An employer or principal of the business or undertaking is liable for the conduct of their employees or agents who breach the prohibition on sexual harassment unless they can show they took reasonable steps to prevent the prohibited sexual harassment.

TO DO: Review your current policies and procedures in light of the proposed changes, including the positive duty to prevent sexual harassment.

Next 6 months

From June 2023 the process to respond to requests for flexible work requests are as follows:

  • employers who refuse a request to explain the business grounds for the refusal (if any) and how those grounds apply to the request; and
  • describe any alternative arrangements that the employer would be willing to make to accommodate the request; or
  • state that there are no changes made to the employee’s working arrangements.

In the event of a dispute, the Fair Work Commission will be able to determine these matters.

TO DO:  Review how you respond to requests for flexible work arrangements and consider whether any changes need to be made to incorporate the new requirements.

Next 12 months

Fixed term contracts will be limited commencing in December 2023.

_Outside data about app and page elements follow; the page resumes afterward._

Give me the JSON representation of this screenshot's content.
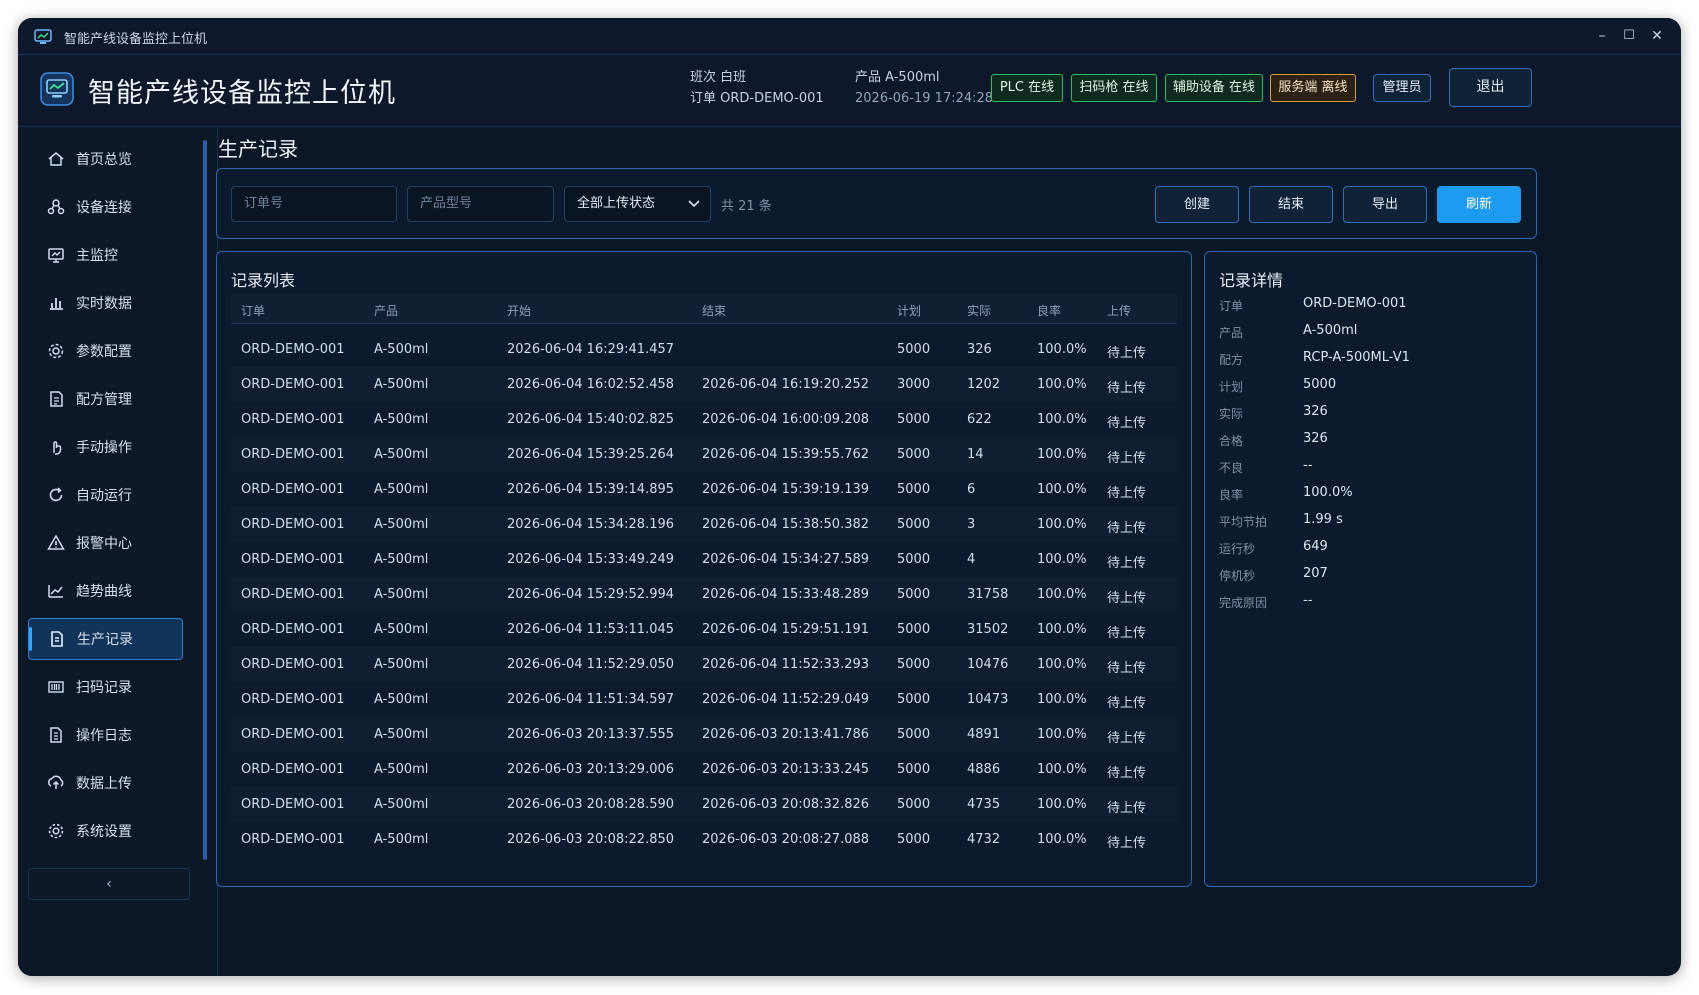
{
  "window": {
    "title": "智能产线设备监控上位机",
    "minimize": "–",
    "maximize": "☐",
    "close": "✕"
  },
  "header": {
    "title": "智能产线设备监控上位机",
    "shift_label": "班次 白班",
    "order_label": "订单 ORD-DEMO-001",
    "product_label": "产品 A-500ml",
    "datetime": "2026-06-19 17:24:28",
    "status": [
      {
        "label": "PLC 在线",
        "state": "online"
      },
      {
        "label": "扫码枪 在线",
        "state": "online"
      },
      {
        "label": "辅助设备 在线",
        "state": "online"
      },
      {
        "label": "服务端 离线",
        "state": "offline"
      }
    ],
    "user_button": "管理员",
    "logout_button": "退出"
  },
  "sidebar": {
    "items": [
      {
        "label": "首页总览",
        "icon": "home-icon"
      },
      {
        "label": "设备连接",
        "icon": "network-icon"
      },
      {
        "label": "主监控",
        "icon": "monitor-icon"
      },
      {
        "label": "实时数据",
        "icon": "bar-chart-icon"
      },
      {
        "label": "参数配置",
        "icon": "gear-icon"
      },
      {
        "label": "配方管理",
        "icon": "recipe-icon"
      },
      {
        "label": "手动操作",
        "icon": "hand-icon"
      },
      {
        "label": "自动运行",
        "icon": "refresh-icon"
      },
      {
        "label": "报警中心",
        "icon": "warning-icon"
      },
      {
        "label": "趋势曲线",
        "icon": "line-chart-icon"
      },
      {
        "label": "生产记录",
        "icon": "document-icon",
        "active": true
      },
      {
        "label": "扫码记录",
        "icon": "barcode-icon"
      },
      {
        "label": "操作日志",
        "icon": "log-icon"
      },
      {
        "label": "数据上传",
        "icon": "upload-icon"
      },
      {
        "label": "系统设置",
        "icon": "settings-icon"
      }
    ],
    "collapse": "‹"
  },
  "page": {
    "title": "生产记录",
    "filters": {
      "order_placeholder": "订单号",
      "product_placeholder": "产品型号",
      "upload_status": "全部上传状态",
      "count": "共 21 条"
    },
    "buttons": {
      "create": "创建",
      "finish": "结束",
      "export": "导出",
      "refresh": "刷新"
    }
  },
  "records": {
    "title": "记录列表",
    "columns": [
      "订单",
      "产品",
      "开始",
      "结束",
      "计划",
      "实际",
      "良率",
      "上传"
    ],
    "rows": [
      [
        "ORD-DEMO-001",
        "A-500ml",
        "2026-06-04 16:29:41.457",
        "",
        "5000",
        "326",
        "100.0%",
        "待上传"
      ],
      [
        "ORD-DEMO-001",
        "A-500ml",
        "2026-06-04 16:02:52.458",
        "2026-06-04 16:19:20.252",
        "3000",
        "1202",
        "100.0%",
        "待上传"
      ],
      [
        "ORD-DEMO-001",
        "A-500ml",
        "2026-06-04 15:40:02.825",
        "2026-06-04 16:00:09.208",
        "5000",
        "622",
        "100.0%",
        "待上传"
      ],
      [
        "ORD-DEMO-001",
        "A-500ml",
        "2026-06-04 15:39:25.264",
        "2026-06-04 15:39:55.762",
        "5000",
        "14",
        "100.0%",
        "待上传"
      ],
      [
        "ORD-DEMO-001",
        "A-500ml",
        "2026-06-04 15:39:14.895",
        "2026-06-04 15:39:19.139",
        "5000",
        "6",
        "100.0%",
        "待上传"
      ],
      [
        "ORD-DEMO-001",
        "A-500ml",
        "2026-06-04 15:34:28.196",
        "2026-06-04 15:38:50.382",
        "5000",
        "3",
        "100.0%",
        "待上传"
      ],
      [
        "ORD-DEMO-001",
        "A-500ml",
        "2026-06-04 15:33:49.249",
        "2026-06-04 15:34:27.589",
        "5000",
        "4",
        "100.0%",
        "待上传"
      ],
      [
        "ORD-DEMO-001",
        "A-500ml",
        "2026-06-04 15:29:52.994",
        "2026-06-04 15:33:48.289",
        "5000",
        "31758",
        "100.0%",
        "待上传"
      ],
      [
        "ORD-DEMO-001",
        "A-500ml",
        "2026-06-04 11:53:11.045",
        "2026-06-04 15:29:51.191",
        "5000",
        "31502",
        "100.0%",
        "待上传"
      ],
      [
        "ORD-DEMO-001",
        "A-500ml",
        "2026-06-04 11:52:29.050",
        "2026-06-04 11:52:33.293",
        "5000",
        "10476",
        "100.0%",
        "待上传"
      ],
      [
        "ORD-DEMO-001",
        "A-500ml",
        "2026-06-04 11:51:34.597",
        "2026-06-04 11:52:29.049",
        "5000",
        "10473",
        "100.0%",
        "待上传"
      ],
      [
        "ORD-DEMO-001",
        "A-500ml",
        "2026-06-03 20:13:37.555",
        "2026-06-03 20:13:41.786",
        "5000",
        "4891",
        "100.0%",
        "待上传"
      ],
      [
        "ORD-DEMO-001",
        "A-500ml",
        "2026-06-03 20:13:29.006",
        "2026-06-03 20:13:33.245",
        "5000",
        "4886",
        "100.0%",
        "待上传"
      ],
      [
        "ORD-DEMO-001",
        "A-500ml",
        "2026-06-03 20:08:28.590",
        "2026-06-03 20:08:32.826",
        "5000",
        "4735",
        "100.0%",
        "待上传"
      ],
      [
        "ORD-DEMO-001",
        "A-500ml",
        "2026-06-03 20:08:22.850",
        "2026-06-03 20:08:27.088",
        "5000",
        "4732",
        "100.0%",
        "待上传"
      ]
    ]
  },
  "detail": {
    "title": "记录详情",
    "fields": [
      {
        "key": "订单",
        "value": "ORD-DEMO-001"
      },
      {
        "key": "产品",
        "value": "A-500ml"
      },
      {
        "key": "配方",
        "value": "RCP-A-500ML-V1"
      },
      {
        "key": "计划",
        "value": "5000"
      },
      {
        "key": "实际",
        "value": "326"
      },
      {
        "key": "合格",
        "value": "326"
      },
      {
        "key": "不良",
        "value": "--"
      },
      {
        "key": "良率",
        "value": "100.0%"
      },
      {
        "key": "平均节拍",
        "value": "1.99 s"
      },
      {
        "key": "运行秒",
        "value": "649"
      },
      {
        "key": "停机秒",
        "value": "207"
      },
      {
        "key": "完成原因",
        "value": "--"
      }
    ]
  },
  "colors": {
    "accent": "#1d9bf0",
    "online": "#2fbf5a",
    "offline": "#d9a03a",
    "border": "#2c67ad"
  }
}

Under the new arrangements, fixed terms contracts for the same role will be limited to two years or two consecutive contracts, including any renewals to the contracts.

Contracts in breach of this limitation will be unenforceable by the employer, and employees will become permanent employees once the limit is up. There are a number of arrangements that will not be bound by this ‘limit’ including for example:

  • Employees engaged to perform only a distinct and identifiable task involving specialised skills.
  • Employees engaged to undertake essential work during a peak period.
  • Apprenticeships and traineeships.
  • If the contract is funded by the government.

Employers are required to provide a Fixed Term Contract information statement to new employees who enter contracts with a fixed term.

TO DO: If you do engage employees on fixed term contracts you should review these arrangements.

Domestic Violence Pay

The obligation to provide 10 days of paid family and domestic violence leave will apply to full-time, part-time, and casual employees from February 1 2023 and August 1 2023 for small businesses.

TO DO: Enact Policy around this.


Watch this space as more unfolds…..


Karena Nicholls - Criminal Lawyers Parramatta

Karena is a Partner at Coutts and is the Head of our Injury Compensation (with extensive knowledge in personal injury) and Employment Law teams. She is passionate and dedicated to helping her clients understand their rights and obligations and advising them on the best course of action to achieve their desired outcomes. It is her practical and client-orientated approach that has attributed to her authentic reputation positioning her as a highly regarded compensation and employment lawyer.

For further information please don’t hesitate to contact:

Karena Nicholls
1300 268 887

Contact our Employment Lawyers Today.

This blog is merely general and non-specific information on the subject matter and is not and should not be considered or relied on as legal advice. Coutts is not responsible for any cost, expense, loss or liability whatsoever to this blog, including all or any reliance on this blog or use or application of this blog by you.

Contact Us